There's also a picture of a model that differs from those that appear in most other press releases.

From what I could find out, it looks like Draper Laboratories does the Guidance, Navigation, and Control (the interesting part), Teledyne does the optical target acquisition/locking (semi interesting), and Orbital ATK makes the ammunition part -- probably primer, charge, casing, and shell.

Comment: Re:Here _I_ come? (Score 1) 216

by StikyPad (#49572645) Attached to: US Successfully Tests Self-Steering Bullets

In theory maybe. In reality, most criminals are amatuer combatants, at best, and they buy the cheapest, or the most intimidating weapons, not the most effective. And they don't snipe -- they do drive-bys and kick-ins.

At any rate, there is no law banning steerable bullets, and there's no reason to think there will be. They're much better suited to hunting than to the "thug life" anyway.

Comment: Can't punish your customers (Score 3, Interesting) 353

by StikyPad (#49570515) Attached to: University Overrules Professor Who Failed Entire Management Class

Obviously the university can't afford to punish its customers. At least, not for very long.

I'm also skeptical that 100% of students deserved to fail. Maybe they did, but that should be a consequence of individual evaluations that have a coincidental outcome, not a group evaluation that affects every individual. The older we get, the more we tend to use the shortcut of categorization instead of individualized evaluation. Categorization is efficient, and often "good enough," but honestly, students deserve the individual evaluation they paid for.

I had a high school teacher burn out in much the same way. He was actually a great teacher -- excited about the material, animated, and he always encouraged debate. He had a large number of students in one of his classes that would taunt him for childish reasons like his mannerisms, and eventually he lost it and told the entire class that they had failed, and told everyone to report to the principal's office in an expletive-laden tirade. Teachers are people, and they have limits. The behavior of the students was inexcusable, and while the reaction of the teacher was understandable, it was unprofessional and thus unacceptable.
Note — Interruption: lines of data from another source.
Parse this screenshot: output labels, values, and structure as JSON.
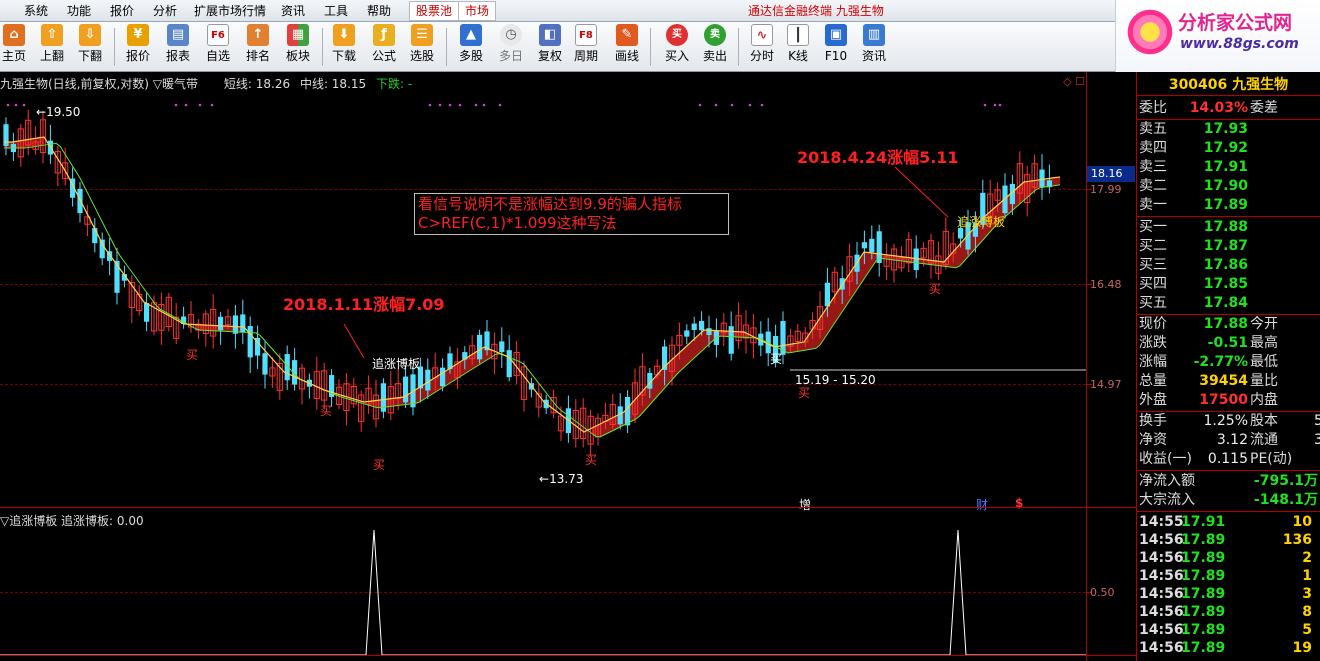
{
  "menubar": {
    "items": [
      "系统",
      "功能",
      "报价",
      "分析",
      "扩展市场行情",
      "资讯",
      "工具",
      "帮助"
    ],
    "tab_stockpool": "股票池",
    "tab_market": "市场",
    "title": "通达信金融终端  九强生物"
  },
  "toolbar": {
    "buttons": [
      "主页",
      "上翻",
      "下翻",
      "报价",
      "报表",
      "自选",
      "排名",
      "板块",
      "下载",
      "公式",
      "选股",
      "多股",
      "多日",
      "复权",
      "周期",
      "画线",
      "买入",
      "卖出",
      "分时",
      "K线",
      "F10",
      "资讯"
    ]
  },
  "brand": {
    "title": "分析家公式网",
    "url": "www.88gs.com"
  },
  "chart": {
    "stock_label": "九强生物(日线,前复权,对数)",
    "indicator_label": "▽暖气带",
    "short_label": "短线: 18.26",
    "mid_label": "中线: 18.15",
    "down_label": "下跌: -",
    "axis_labels": [
      "17.99",
      "16.48",
      "14.97",
      "0.50"
    ],
    "current_price": "18.16",
    "high_label": "19.50",
    "low_label": "13.73",
    "range_label": "15.19 - 15.20",
    "annot_1_date": "2018.1.11涨幅7.09",
    "annot_2_date": "2018.4.24涨幅5.11",
    "signal_label": "追涨博板",
    "buy_label": "买",
    "note_line1": "看信号说明不是涨幅达到9.9的骗人指标",
    "note_line2": "C>REF(C,1)*1.099这种写法",
    "mark_zeng": "增",
    "mark_cai": "财",
    "mark_s": "$",
    "sub_header": "▽追涨博板  追涨博板: 0.00",
    "colors": {
      "up": "#50e0ff",
      "down": "#ff3232",
      "band": "#a01818",
      "line_short": "#ffd24a",
      "line_mid": "#64e632"
    }
  },
  "right_panel": {
    "title": "300406 九强生物",
    "weibi": {
      "label": "委比",
      "value": "14.03%",
      "label2": "委差"
    },
    "asks": [
      {
        "label": "卖五",
        "price": "17.93"
      },
      {
        "label": "卖四",
        "price": "17.92"
      },
      {
        "label": "卖三",
        "price": "17.91"
      },
      {
        "label": "卖二",
        "price": "17.90"
      },
      {
        "label": "卖一",
        "price": "17.89"
      }
    ],
    "bids": [
      {
        "label": "买一",
        "price": "17.88"
      },
      {
        "label": "买二",
        "price": "17.87"
      },
      {
        "label": "买三",
        "price": "17.86"
      },
      {
        "label": "买四",
        "price": "17.85"
      },
      {
        "label": "买五",
        "price": "17.84"
      }
    ],
    "stats": [
      {
        "label": "现价",
        "value": "17.88",
        "label2": "今开"
      },
      {
        "label": "涨跌",
        "value": "-0.51",
        "label2": "最高"
      },
      {
        "label": "涨幅",
        "value": "-2.77%",
        "label2": "最低"
      },
      {
        "label": "总量",
        "value": "39454",
        "label2": "量比"
      },
      {
        "label": "外盘",
        "value": "17500",
        "label2": "内盘"
      }
    ],
    "stats2": [
      {
        "label": "换手",
        "value": "1.25%",
        "label2": "股本",
        "extra": "5"
      },
      {
        "label": "净资",
        "value": "3.12",
        "label2": "流通",
        "extra": "3"
      },
      {
        "label": "收益(一)",
        "value": "0.115",
        "label2": "PE(动)",
        "extra": ""
      }
    ],
    "flows": [
      {
        "label": "净流入额",
        "value": "-795.1万"
      },
      {
        "label": "大宗流入",
        "value": "-148.1万"
      }
    ],
    "trades": [
      {
        "time": "14:55",
        "price": "17.91",
        "vol": "10"
      },
      {
        "time": "14:56",
        "price": "17.89",
        "vol": "136"
      },
      {
        "time": "14:56",
        "price": "17.89",
        "vol": "2"
      },
      {
        "time": "14:56",
        "price": "17.89",
        "vol": "1"
      },
      {
        "time": "14:56",
        "price": "17.89",
        "vol": "3"
      },
      {
        "time": "14:56",
        "price": "17.89",
        "vol": "8"
      },
      {
        "time": "14:56",
        "price": "17.89",
        "vol": "5"
      },
      {
        "time": "14:56",
        "price": "17.89",
        "vol": "19"
      }
    ]
  }
}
The entire class did not fail, nor did it deserve to. It wasn't the job of the well-behaving students to moderate the behavior of the bad actors -- the other students were victims as well. I think the lesson is to really nip this sort of thing in the bud. If disruptive students had been removed after a couple of infractions, it would have both decreased the level of disruption and set an example to the rest of the class. Allowing things to get to the point described in the summary is the real failure.

Comment: Re:In-depth political analysis (Score 1) 95

Also, she's not bad looking as far as judges go. In American politics, good looks count for a lot.

Fortunately, they really don't. Sarah Palin has had limited success. Michelle Bachman too. Meanwhile, Hillary Clinton has almost been President once, and may be yet.

Politics truly is hollywood for the ugly, and attractive politicians are as much the exception as unattractive stars.

"When the going gets tough, the tough get empirical." -- Jon Carroll